[TASK MATERIAL Boundary: Start]

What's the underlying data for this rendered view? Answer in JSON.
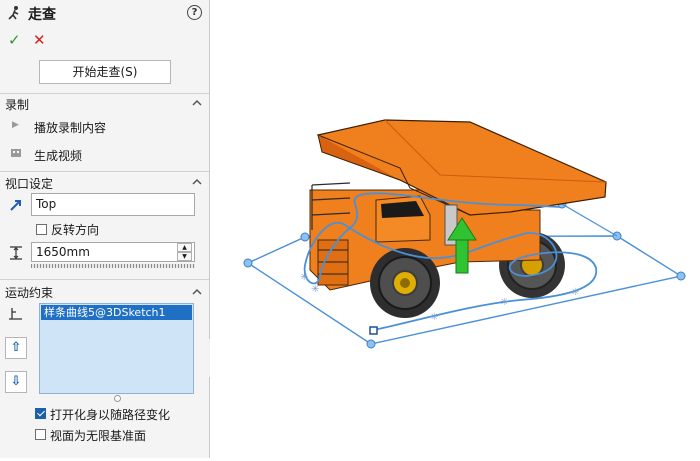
{
  "panel": {
    "title": "走查",
    "help_icon": "question-circle-icon",
    "ok_icon": "checkmark-icon",
    "cancel_icon": "close-icon",
    "start_button_label": "开始走查(S)",
    "record": {
      "header": "录制",
      "play_label": "播放录制内容",
      "video_label": "生成视频"
    },
    "viewport": {
      "header": "视口设定",
      "view_value": "Top",
      "reverse_label": "反转方向",
      "reverse_checked": false,
      "height_value": "1650mm"
    },
    "motion": {
      "header": "运动约束",
      "path_items": [
        "样条曲线5@3DSketch1"
      ],
      "follow_path_label": "打开化身以随路径变化",
      "follow_path_checked": true,
      "infinite_plane_label": "视面为无限基准面",
      "infinite_plane_checked": false
    }
  },
  "colors": {
    "truck_body": "#f07f1d",
    "path_line": "#4a90d9",
    "arrow": "#2fc332"
  }
}
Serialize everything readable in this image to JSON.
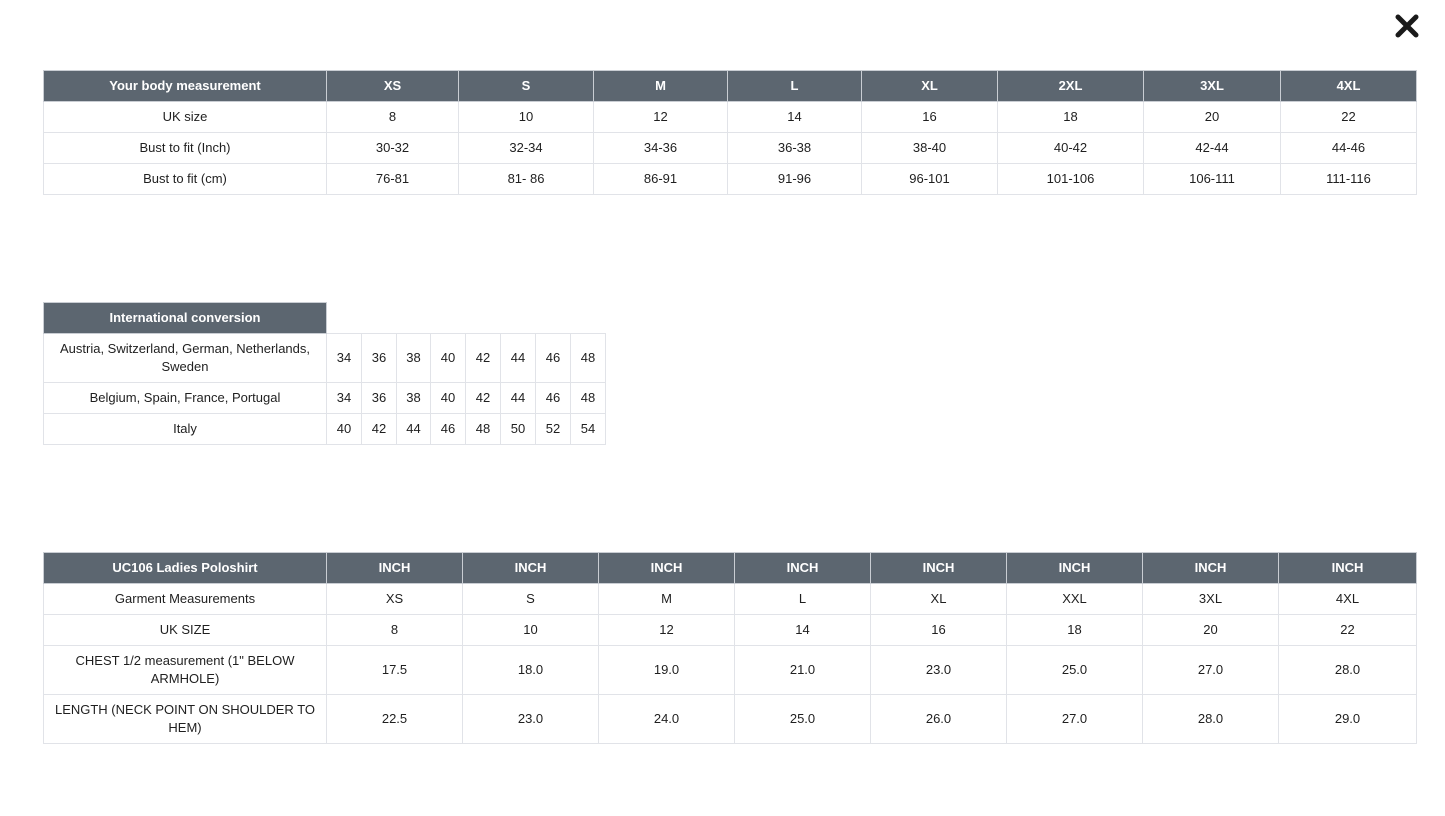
{
  "close_label": "Close",
  "body_table": {
    "header": [
      "Your body measurement",
      "XS",
      "S",
      "M",
      "L",
      "XL",
      "2XL",
      "3XL",
      "4XL"
    ],
    "rows": [
      [
        "UK size",
        "8",
        "10",
        "12",
        "14",
        "16",
        "18",
        "20",
        "22"
      ],
      [
        "Bust to fit (Inch)",
        "30-32",
        "32-34",
        "34-36",
        "36-38",
        "38-40",
        "40-42",
        "42-44",
        "44-46"
      ],
      [
        "Bust to fit (cm)",
        "76-81",
        "81- 86",
        "86-91",
        "91-96",
        "96-101",
        "101-106",
        "106-111",
        "111-116"
      ]
    ]
  },
  "intl_table": {
    "header": "International conversion",
    "rows": [
      [
        "Austria, Switzerland, German, Netherlands, Sweden",
        "34",
        "36",
        "38",
        "40",
        "42",
        "44",
        "46",
        "48"
      ],
      [
        "Belgium, Spain, France, Portugal",
        "34",
        "36",
        "38",
        "40",
        "42",
        "44",
        "46",
        "48"
      ],
      [
        "Italy",
        "40",
        "42",
        "44",
        "46",
        "48",
        "50",
        "52",
        "54"
      ]
    ]
  },
  "polo_table": {
    "header": [
      "UC106 Ladies Poloshirt",
      "INCH",
      "INCH",
      "INCH",
      "INCH",
      "INCH",
      "INCH",
      "INCH",
      "INCH"
    ],
    "rows": [
      [
        "Garment Measurements",
        "XS",
        "S",
        "M",
        "L",
        "XL",
        "XXL",
        "3XL",
        "4XL"
      ],
      [
        "UK SIZE",
        "8",
        "10",
        "12",
        "14",
        "16",
        "18",
        "20",
        "22"
      ],
      [
        "CHEST 1/2 measurement (1\" BELOW ARMHOLE)",
        "17.5",
        "18.0",
        "19.0",
        "21.0",
        "23.0",
        "25.0",
        "27.0",
        "28.0"
      ],
      [
        "LENGTH (NECK POINT ON SHOULDER TO HEM)",
        "22.5",
        "23.0",
        "24.0",
        "25.0",
        "26.0",
        "27.0",
        "28.0",
        "29.0"
      ]
    ]
  }
}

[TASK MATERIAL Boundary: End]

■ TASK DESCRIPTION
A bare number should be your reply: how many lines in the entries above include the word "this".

■ RESULT
2